Data to use

○ ○ ○ ○ ○ ○ ○

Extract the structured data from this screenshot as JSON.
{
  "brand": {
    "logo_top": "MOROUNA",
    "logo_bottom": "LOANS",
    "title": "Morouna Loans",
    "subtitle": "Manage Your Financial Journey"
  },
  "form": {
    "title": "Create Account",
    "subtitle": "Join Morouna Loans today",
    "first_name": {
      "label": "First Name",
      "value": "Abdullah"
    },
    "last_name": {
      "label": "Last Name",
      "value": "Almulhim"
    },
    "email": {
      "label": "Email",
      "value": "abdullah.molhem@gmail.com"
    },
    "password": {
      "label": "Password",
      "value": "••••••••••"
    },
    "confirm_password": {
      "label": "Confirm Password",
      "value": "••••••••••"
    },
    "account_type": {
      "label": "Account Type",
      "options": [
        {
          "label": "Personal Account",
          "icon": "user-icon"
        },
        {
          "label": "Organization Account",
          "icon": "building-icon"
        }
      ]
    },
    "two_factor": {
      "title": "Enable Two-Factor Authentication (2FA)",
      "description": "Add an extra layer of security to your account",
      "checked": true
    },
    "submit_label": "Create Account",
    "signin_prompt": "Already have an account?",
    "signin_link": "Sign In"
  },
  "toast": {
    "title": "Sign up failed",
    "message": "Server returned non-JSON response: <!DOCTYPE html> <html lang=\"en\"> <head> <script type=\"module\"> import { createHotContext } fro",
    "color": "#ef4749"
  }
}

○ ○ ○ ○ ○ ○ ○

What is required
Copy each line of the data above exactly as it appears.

Completed exercise
Extract the structured data from this screenshot as JSON.
{
  "brand": {
    "logo_top": "MOROUNA",
    "logo_bottom": "LOANS",
    "title": "Morouna Loans",
    "subtitle": "Manage Your Financial Journey"
  },
  "form": {
    "title": "Create Account",
    "subtitle": "Join Morouna Loans today",
    "first_name": {
      "label": "First Name",
      "value": "Abdullah"
    },
    "last_name": {
      "label": "Last Name",
      "value": "Almulhim"
    },
    "email": {
      "label": "Email",
      "value": "abdullah.molhem@gmail.com"
    },
    "password": {
      "label": "Password",
      "value": "••••••••••"
    },
    "confirm_password": {
      "label": "Confirm Password",
      "value": "••••••••••"
    },
    "account_type": {
      "label": "Account Type",
      "options": [
        {
          "label": "Personal Account",
          "icon": "user-icon"
        },
        {
          "label": "Organization Account",
          "icon": "building-icon"
        }
      ]
    },
    "two_factor": {
      "title": "Enable Two-Factor Authentication (2FA)",
      "description": "Add an extra layer of security to your account",
      "checked": true
    },
    "submit_label": "Create Account",
    "signin_prompt": "Already have an account?",
    "signin_link": "Sign In"
  },
  "toast": {
    "title": "Sign up failed",
    "message": "Server returned non-JSON response: <!DOCTYPE html> <html lang=\"en\"> <head> <script type=\"module\"> import { createHotContext } fro",
    "color": "#ef4749"
  }
}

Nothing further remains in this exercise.